Global CALCnet: Your TI-83 Just Acquired Internet

Global CALCnet lets you connect your TI graphic calculator to the Internet and use your favorite services like instant messaging and Internet relay chat. It also provides the option of worldwide multiplayer functionality for games ported to the device such as Scorched Earth and Tetris. We looked in on [Christopher Mitchell’s] CALCnet in December when it was being used to create local area networks with the adding machines. He’s taken that up a notch with a helping hand from Arduino. An Arduino board is used to connect the serial communications from the calculator to an Internet connected PC via the Arduino’s USB capabilities.
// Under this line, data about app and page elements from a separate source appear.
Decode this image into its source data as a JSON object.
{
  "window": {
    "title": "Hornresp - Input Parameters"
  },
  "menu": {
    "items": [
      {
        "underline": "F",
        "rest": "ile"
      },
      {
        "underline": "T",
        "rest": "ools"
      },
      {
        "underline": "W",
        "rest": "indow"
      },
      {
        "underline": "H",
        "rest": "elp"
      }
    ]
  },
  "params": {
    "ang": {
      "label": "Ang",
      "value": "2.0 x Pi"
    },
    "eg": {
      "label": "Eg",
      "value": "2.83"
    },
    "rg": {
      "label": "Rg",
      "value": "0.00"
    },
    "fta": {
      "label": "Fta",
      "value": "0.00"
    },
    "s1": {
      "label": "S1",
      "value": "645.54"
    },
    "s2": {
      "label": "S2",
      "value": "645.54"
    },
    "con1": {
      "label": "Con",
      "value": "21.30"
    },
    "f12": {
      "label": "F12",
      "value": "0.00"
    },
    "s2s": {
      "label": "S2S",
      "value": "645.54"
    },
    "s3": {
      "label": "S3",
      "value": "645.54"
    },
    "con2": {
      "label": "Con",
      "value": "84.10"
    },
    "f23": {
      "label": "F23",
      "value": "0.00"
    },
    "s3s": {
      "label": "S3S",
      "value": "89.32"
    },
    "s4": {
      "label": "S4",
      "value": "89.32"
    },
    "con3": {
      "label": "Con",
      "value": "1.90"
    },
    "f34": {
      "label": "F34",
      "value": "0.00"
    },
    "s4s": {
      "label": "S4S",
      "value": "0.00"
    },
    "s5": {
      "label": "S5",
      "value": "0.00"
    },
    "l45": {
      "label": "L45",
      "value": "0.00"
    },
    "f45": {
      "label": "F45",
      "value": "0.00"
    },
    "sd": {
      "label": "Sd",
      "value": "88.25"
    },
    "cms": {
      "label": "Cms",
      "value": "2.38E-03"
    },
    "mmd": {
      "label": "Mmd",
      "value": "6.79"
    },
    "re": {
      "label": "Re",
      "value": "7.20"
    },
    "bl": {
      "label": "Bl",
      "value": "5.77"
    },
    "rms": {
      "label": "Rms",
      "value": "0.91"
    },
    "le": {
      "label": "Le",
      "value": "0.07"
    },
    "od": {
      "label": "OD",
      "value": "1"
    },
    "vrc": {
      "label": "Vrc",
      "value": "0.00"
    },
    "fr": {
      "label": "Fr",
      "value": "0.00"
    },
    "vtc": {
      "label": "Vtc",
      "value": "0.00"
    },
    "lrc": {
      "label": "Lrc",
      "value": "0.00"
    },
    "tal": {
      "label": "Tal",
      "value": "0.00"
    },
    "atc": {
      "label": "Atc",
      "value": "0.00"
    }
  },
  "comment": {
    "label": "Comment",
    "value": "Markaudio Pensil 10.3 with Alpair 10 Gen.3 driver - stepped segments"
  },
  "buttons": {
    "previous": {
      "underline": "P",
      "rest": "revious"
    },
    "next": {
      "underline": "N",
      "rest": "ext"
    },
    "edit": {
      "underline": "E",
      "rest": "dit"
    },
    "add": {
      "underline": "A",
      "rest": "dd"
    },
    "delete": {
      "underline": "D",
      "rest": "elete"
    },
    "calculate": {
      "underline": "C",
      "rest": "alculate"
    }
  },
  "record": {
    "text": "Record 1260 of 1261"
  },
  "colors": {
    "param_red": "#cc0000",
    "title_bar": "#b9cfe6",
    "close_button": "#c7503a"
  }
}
Think this will waste a lot of time in schools? Unlikely since an Internet connected computer is integral for this system to work. If you have a computer in front of you why waste time on the calculator network? Still, how hard would it be to build a WiFi module that can directly connect them to an access point? That may be a moot point as the Slashdot article that pointed us to global CALCnet also links to a calculator port of DOOM. It runs quite well, as you can see in the video after the break. This is a must-have for anyone owning a TI Nspire that can run it.


[Thanks Rlyeh_Drifter]

16 thoughts on “Global CALCnet: Your TI-83 Just Acquired Internet

  1. For the people who are about to start the usual Arduino flame wars (and trust me, I’m usually on the anti-Arduino side), this actually puts a fair load on the Arduino, which is essentially responsible for emulating all of the remote calculators. And if you hate the Arduino on principle, I used V-USB’s AVR/USB libraries to create a version based on a bare AVR, which is described in the whitepaper about globalCALCnet:

  2. So basically you’re saying we can deathmatch on TI Nspires?

    …Where has this been all my life? Especially the mid-90s. I’m guessing a MC68000 or Z80 doesn’t quite cut the cheese. Especially since at that period we were getting “3d accelerators” for Quake II on our desktops.

  3. Better get a TI84 and then use the host USB to add bluetooth… Then you don’t need the Arduino. Also, it would be possible to use it in school as the computer can be hidden in your bag ;)

  4. I did this ten years ago using a homemade serial cable I made with a handful of transistors. There was a terminal app with PPP support. Plugged into an external 9600baud modem, I dialed up to my home PC, as there weren’t any ISP’s offering PPP at the time. From there I ran BitchX and some text based ICQ client. A few years ago I thought about repurposing one of those old nokia phones with serial input to see if I could hook up 2G internet to a calculator. Never got around to that, but I’m sure it’d be pretty easy.

  5. What I’ve been thinking would be cool is a device that would be a cross between an Arduino and a wireless internet enabled graphing calculator that could run something close to Processing in terms of visualization. We’re talking a device straight out of the box; no Electrical Engineering degree required to set it up.

    It would be a device that could be programmed on the fly without any other external devices and could be hooked up like an Arduino. It would supply its own power through batteries.

    Mind you, most engineers/ubërnerds would probably hate it, as you could do the same thing with a computer and a microcontroller but cheaper and with more wires, but hey, the Arduino gets that flack already.

    Whether or not it would actually be useful is another question altogether. I just thought it would be neat.

Leave a Reply

Please be kind and respectful to help make the comments section excellent. (Comment Policy)

This site uses Akismet to reduce spam. Learn how your comment data is processed.